Notes to Editors:
Out of this World: Science Fiction but not as you know it is open from 20 May 2011 – 25 September 2011 in the PACCAR Gallery at the British Library. Admission to the exhibition is FREE.
Exhibition opening hours
Monday 09.30 – 18.00, Tuesday 09.30 – 20.00, Wednesday – Friday 09.30 – 18.00, Saturday 09.30 – 17.00, Sunday and English public holidays 11.00 – 17.00. All galleries are accessible by wheelchair. Information can be requested from Visitor Services staff on: T +44 (0)20 7412 7332. Supported by the Patrons of the British Library.
The accompanying events programme will feature some of the great science fiction writers of recent decades including: China Miéville (20 May); Iain M Banks (6 June); David Lodge and Stephen Baxter (8 June); Audrey Niffenegger (10 June); Michael Moorcock, Brian Aldiss (21 June); Alan Moore (4 July) and others to be announced soon.
Musicians George Clinton and Nona Hendryx will talk about the science fiction influences on their lavish stage shows and albums, and a remarkable night of futuristic music on 17 June will see The Radio Science Orchestra and Global Communication perform live at the Library.
An exciting learning programme linked to the exhibition will be offered to students and teachers and will include:
• Workshops for Primary, Secondary and Further Education students
• CPD (Continuing Professional Development) events for Primary and Secondary teachers
• Study Days for A Level students
• Young Researchers project working with students at risk of exclusion
• Workshops for local Camden Primary and Secondary Schools as part of Pop Up (A Festival of Stories taking place in summer 2011 in the Kings Cross area)
Exhibition book and related audio CD
Out of this World: Science Fiction but not as we know it
This book by Mike Ashley reveals what science fiction has achieved and seeks to explore. It shows its history over the last two thousand years and its international importance.

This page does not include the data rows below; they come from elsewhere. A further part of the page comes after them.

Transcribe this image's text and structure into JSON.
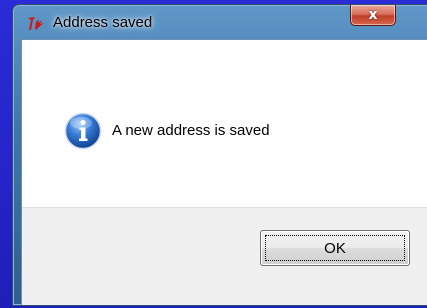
{
  "window": {
    "title": "Address saved",
    "close_glyph": "x"
  },
  "message": {
    "text": "A new address is saved",
    "icon": "info-icon"
  },
  "buttons": {
    "ok_label": "OK"
  },
  "colors": {
    "desktop": "#2a2ad0",
    "title_bar": "#3f77ab",
    "close_button": "#c0402a",
    "info_icon": "#1f5fb8"
  }
}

Paperback £16.95 (ISBN 978 0 7123 5835 4), hardback £27.95 (ISBN 978 0 7123 5831 6), 144 pages, 280 x 220mm, publishing May 2011.
Science Fiction Writers
What is science fiction? Are science fiction writers under-appreciated compared to literary novelists? Is their prime mission to predict the future or to comment on the present? These and other questions are discussed by major writers including Isaac Asimov, Douglas Adams, Brian Aldiss, J G Ballard, Doris Lessing and Kurt Vonnegut Jr.
CD £10.16 (ISBN 978 0 7123 5113 3), running time: 73 minutes, publishing April 2011.
Available from www.bl.uk/shop (T +44 (0)20 7412 7735 / email firstname.lastname@example.org).
For more information contact:
The British Library
is the national library of the United Kingdom and one of the world's greatest research libraries. It provides world class information services to the academic, business, research and scientific communities and offers unparalleled access to the world's largest and most comprehensive research collection. The Library's collection has developed over 250 years and exceeds 150 million separate items representing every age of written civilisation and includes books, journals, manuscripts, maps, stamps, music, patents, photographs,
newspapers and sound recordings in all written and spoken languages. Up to 10 million people visit the British Library website - www.bl.uk - every year where they can view up to 4 million digitised collection items and over 40 million pages.
Discovery Communications (NASDAQ: DISCA, DISCB, DISCK) is the world’s number one nonfiction media company reaching more than 1.5 billion cumulative subscribers in over 180 countries. Discovery empowers people to explore their world and satisfy their curiosity through 100-plus worldwide networks, led by Discovery Channel, Animal Planet, Discovery Science and Discovery HD, as well as leading consumer and educational products and services, and a diversified portfolio of digital media services including HowStuffWorks.com. In the UK, 13 Discovery brands reach over 3.5 million people per day.